** PROBLEM TO WORK ON **
Pictures should not appear in the copy; the records themselves must be written out exactly.

** DATA SUPPLIED **

═══

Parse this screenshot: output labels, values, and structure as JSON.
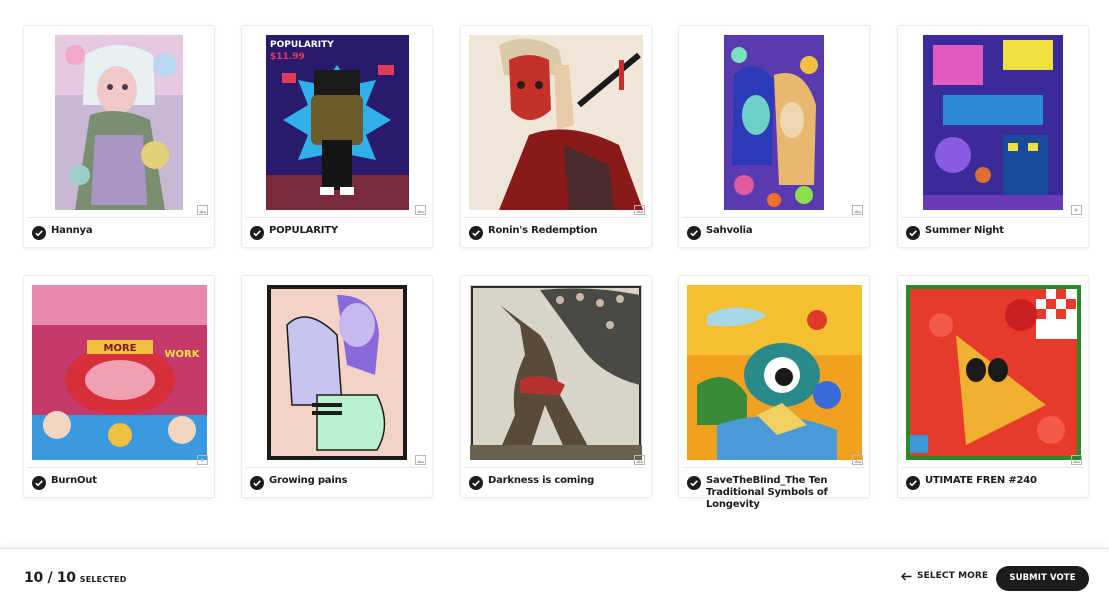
{
  "gallery": {
    "items": [
      {
        "title": "Hannya",
        "media": "image"
      },
      {
        "title": "POPULARITY",
        "media": "image"
      },
      {
        "title": "Ronin's Redemption",
        "media": "image"
      },
      {
        "title": "Sahvolia",
        "media": "image"
      },
      {
        "title": "Summer Night",
        "media": "video"
      },
      {
        "title": "BurnOut",
        "media": "video"
      },
      {
        "title": "Growing pains",
        "media": "image"
      },
      {
        "title": "Darkness is coming",
        "media": "image"
      },
      {
        "title": "SaveTheBlind_The Ten Traditional Symbols of Longevity",
        "media": "image"
      },
      {
        "title": "UTIMATE FREN #240",
        "media": "image"
      }
    ],
    "artwork_text": {
      "popularity_heading": "POPULARITY",
      "popularity_price": "$11.99",
      "burnout_sign": "MORE",
      "burnout_work": "WORK"
    }
  },
  "footer": {
    "count": "10 / 10",
    "count_label": "SELECTED",
    "select_more": "SELECT MORE",
    "submit": "SUBMIT VOTE"
  },
  "colors": {
    "text": "#1c1c1c",
    "button_bg": "#1c1c1c",
    "button_text": "#ffffff",
    "divider": "#e6e6e6"
  }
}
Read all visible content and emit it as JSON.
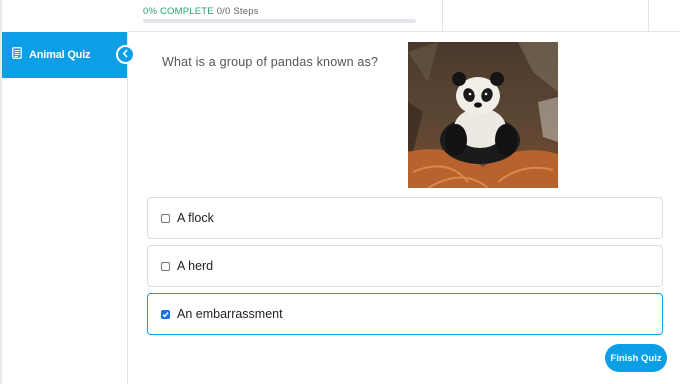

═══

** RESULT OF THIS TASK **
Parse this screenshot: output labels, values, and structure as JSON.
{
  "gallery": {
    "items": [
      {
        "title": "Hannya",
        "media": "image"
      },
      {
        "title": "POPULARITY",
        "media": "image"
      },
      {
        "title": "Ronin's Redemption",
        "media": "image"
      },
      {
        "title": "Sahvolia",
        "media": "image"
      },
      {
        "title": "Summer Night",
        "media": "video"
      },
      {
        "title": "BurnOut",
        "media": "video"
      },
      {
        "title": "Growing pains",
        "media": "image"
      },
      {
        "title": "Darkness is coming",
        "media": "image"
      },
      {
        "title": "SaveTheBlind_The Ten Traditional Symbols of Longevity",
        "media": "image"
      },
      {
        "title": "UTIMATE FREN #240",
        "media": "image"
      }
    ],
    "artwork_text": {
      "popularity_heading": "POPULARITY",
      "popularity_price": "$11.99",
      "burnout_sign": "MORE",
      "burnout_work": "WORK"
    }
  },
  "footer": {
    "count": "10 / 10",
    "count_label": "SELECTED",
    "select_more": "SELECT MORE",
    "submit": "SUBMIT VOTE"
  },
  "colors": {
    "text": "#1c1c1c",
    "button_bg": "#1c1c1c",
    "button_text": "#ffffff",
    "divider": "#e6e6e6"
  }
}
Read all visible content and emit it as JSON.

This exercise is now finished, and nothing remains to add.